Currently, Italy has no form of recognition for same-sex couples, be it cohabitation rights, registered partnerships or marriage.
The Court made clear, however, that the recognition would not hold for an Italian couple that entered into a marriage or registered partnership abroad.
Sophie in ‘t Veld MEP, Vice-President of the Intergroup on LGBTI Rights, reacted: “This judgment is a confirmation of what should be a clear and established fact: if you’re married in one EU country, this marriage and the rights that come with it, should be recognised all across the EU.”
“Now that the courts have spoken, it is for politicians to take the next steps and make Italy the next EU country to introduce marriage for all.”
“Furthermore, we call on the Commission to clearly anchor the mutual recognition of civil status documents in EU law, to ensure that all partnered and married same-sex couples will have their rights recognised.”
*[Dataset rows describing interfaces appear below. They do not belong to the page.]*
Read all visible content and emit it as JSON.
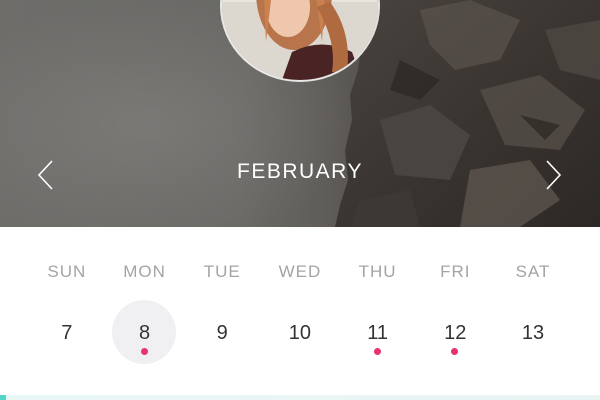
{
  "header": {
    "month": "FEBRUARY",
    "prev_icon": "chevron-left-icon",
    "next_icon": "chevron-right-icon",
    "avatar": "profile-photo"
  },
  "week": {
    "days": [
      {
        "weekday": "SUN",
        "date": "7",
        "selected": false,
        "event": false
      },
      {
        "weekday": "MON",
        "date": "8",
        "selected": true,
        "event": true
      },
      {
        "weekday": "TUE",
        "date": "9",
        "selected": false,
        "event": false
      },
      {
        "weekday": "WED",
        "date": "10",
        "selected": false,
        "event": false
      },
      {
        "weekday": "THU",
        "date": "11",
        "selected": false,
        "event": true
      },
      {
        "weekday": "FRI",
        "date": "12",
        "selected": false,
        "event": true
      },
      {
        "weekday": "SAT",
        "date": "13",
        "selected": false,
        "event": false
      }
    ]
  },
  "colors": {
    "event_dot": "#e8336e",
    "selected_bg": "#f0f0f2",
    "weekday_text": "#a4a4a4",
    "date_text": "#333333",
    "accent_line": "#52d6c8"
  }
}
Isabella Adinolfi MEP and Daniele Viotti MEP, Vice-President and Co-President of the Intergroup on LGBTI Rights and Italian nationals: “While not ignoring the great advancement that this ruling means for the freedom of movement of same-sex couples from abroad, it also puts a spotlight on the total absence of recognition of Italian same-sex couples: they are denied the same rights that foreign married or partnered same-sex couples can enjoy in Italy.”
“This is a key moment for the Italian government to tackle this by finally introducing registered partnerships or equal marriage.”